Instructions to follow:
Among the lines below, which ones contain the word "JSON"? Copy every such line.

Material shown:
+-------+

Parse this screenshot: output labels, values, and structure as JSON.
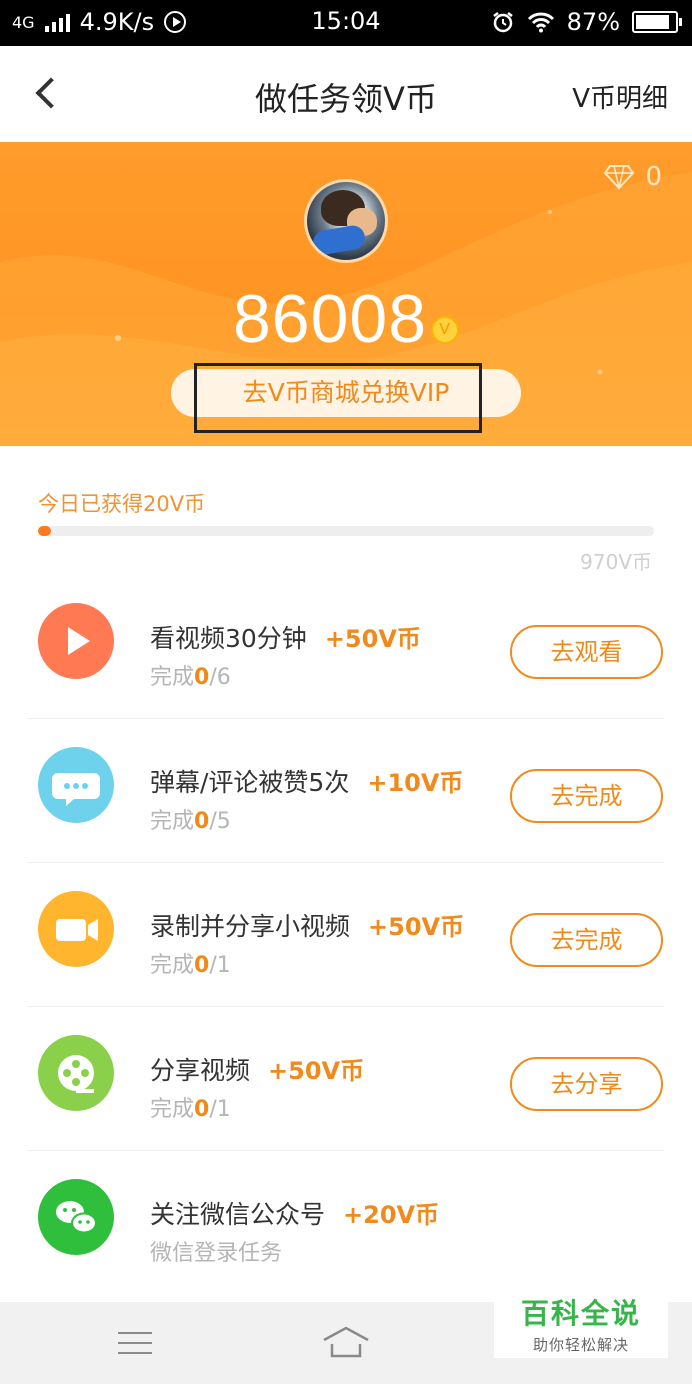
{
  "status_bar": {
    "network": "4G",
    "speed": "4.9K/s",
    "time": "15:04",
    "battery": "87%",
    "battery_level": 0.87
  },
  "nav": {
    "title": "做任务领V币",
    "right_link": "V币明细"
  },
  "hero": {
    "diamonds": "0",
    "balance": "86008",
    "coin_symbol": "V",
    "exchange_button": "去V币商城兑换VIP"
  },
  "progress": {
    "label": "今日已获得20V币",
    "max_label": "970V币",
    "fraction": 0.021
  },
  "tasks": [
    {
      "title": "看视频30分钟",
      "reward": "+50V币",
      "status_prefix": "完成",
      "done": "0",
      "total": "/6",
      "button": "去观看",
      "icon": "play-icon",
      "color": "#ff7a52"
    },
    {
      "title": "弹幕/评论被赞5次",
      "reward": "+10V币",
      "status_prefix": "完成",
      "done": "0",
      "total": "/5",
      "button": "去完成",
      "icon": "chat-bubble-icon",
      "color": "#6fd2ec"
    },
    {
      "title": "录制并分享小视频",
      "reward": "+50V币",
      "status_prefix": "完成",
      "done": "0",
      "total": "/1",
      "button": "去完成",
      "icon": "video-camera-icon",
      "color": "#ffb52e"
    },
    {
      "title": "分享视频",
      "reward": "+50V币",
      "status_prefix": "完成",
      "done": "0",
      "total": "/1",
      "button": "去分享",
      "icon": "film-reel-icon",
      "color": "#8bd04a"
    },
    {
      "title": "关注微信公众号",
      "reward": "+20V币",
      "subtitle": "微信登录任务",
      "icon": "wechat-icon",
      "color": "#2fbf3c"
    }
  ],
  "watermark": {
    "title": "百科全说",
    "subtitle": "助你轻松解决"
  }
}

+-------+

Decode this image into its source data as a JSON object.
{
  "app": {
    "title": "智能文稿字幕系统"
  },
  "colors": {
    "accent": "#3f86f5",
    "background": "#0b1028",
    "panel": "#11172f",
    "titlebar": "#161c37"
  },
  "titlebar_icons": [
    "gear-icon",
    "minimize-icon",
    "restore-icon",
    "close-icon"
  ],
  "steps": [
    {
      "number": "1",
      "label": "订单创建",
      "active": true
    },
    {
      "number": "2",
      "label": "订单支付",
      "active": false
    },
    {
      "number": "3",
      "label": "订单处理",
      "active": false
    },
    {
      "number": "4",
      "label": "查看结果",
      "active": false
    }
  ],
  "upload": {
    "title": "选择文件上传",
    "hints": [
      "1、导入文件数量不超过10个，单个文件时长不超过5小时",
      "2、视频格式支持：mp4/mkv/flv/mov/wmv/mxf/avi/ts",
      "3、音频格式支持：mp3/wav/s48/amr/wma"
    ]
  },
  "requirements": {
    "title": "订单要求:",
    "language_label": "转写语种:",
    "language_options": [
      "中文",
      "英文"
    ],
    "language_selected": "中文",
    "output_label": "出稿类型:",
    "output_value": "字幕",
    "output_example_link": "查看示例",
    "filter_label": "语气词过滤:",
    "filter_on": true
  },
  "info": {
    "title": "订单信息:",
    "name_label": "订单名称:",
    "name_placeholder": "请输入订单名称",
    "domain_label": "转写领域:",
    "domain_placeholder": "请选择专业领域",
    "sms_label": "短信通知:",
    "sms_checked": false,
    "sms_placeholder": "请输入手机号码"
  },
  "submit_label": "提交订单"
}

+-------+

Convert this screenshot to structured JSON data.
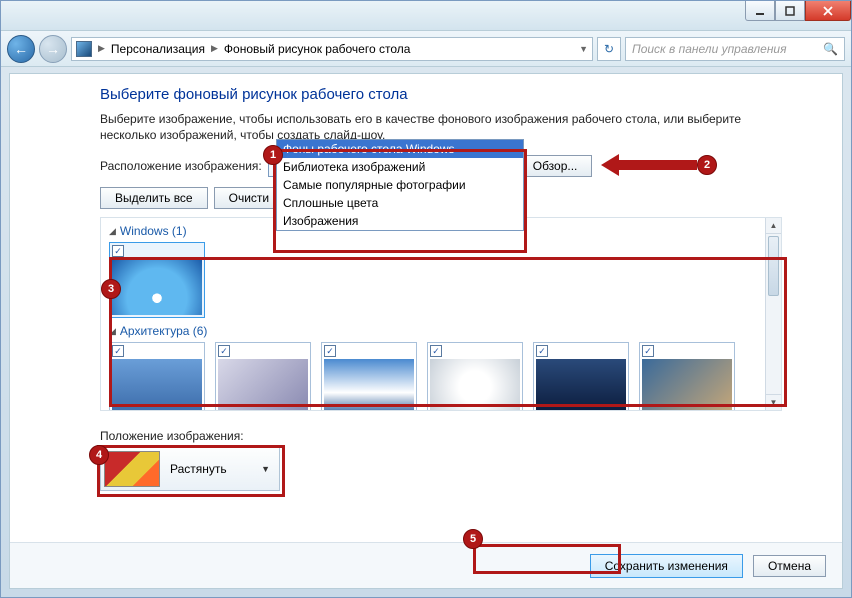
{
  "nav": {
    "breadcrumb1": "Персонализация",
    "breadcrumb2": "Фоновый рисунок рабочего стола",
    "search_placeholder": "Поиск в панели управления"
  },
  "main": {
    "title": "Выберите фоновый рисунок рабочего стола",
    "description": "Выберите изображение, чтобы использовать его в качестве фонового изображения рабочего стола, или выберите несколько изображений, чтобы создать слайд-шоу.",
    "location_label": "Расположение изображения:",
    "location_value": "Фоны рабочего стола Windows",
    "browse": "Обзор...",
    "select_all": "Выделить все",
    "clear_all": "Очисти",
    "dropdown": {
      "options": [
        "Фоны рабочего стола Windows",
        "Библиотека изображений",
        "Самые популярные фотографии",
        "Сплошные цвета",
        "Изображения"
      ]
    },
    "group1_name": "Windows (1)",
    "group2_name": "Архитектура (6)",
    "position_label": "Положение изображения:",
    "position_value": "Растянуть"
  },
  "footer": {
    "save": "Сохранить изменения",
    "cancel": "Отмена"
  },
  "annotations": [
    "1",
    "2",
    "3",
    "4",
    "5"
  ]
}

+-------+

Task solution:
Parse this screenshot: output labels, values, and structure as JSON.
Decode this image into its source data as a JSON object.
Convert this screenshot to structured JSON data.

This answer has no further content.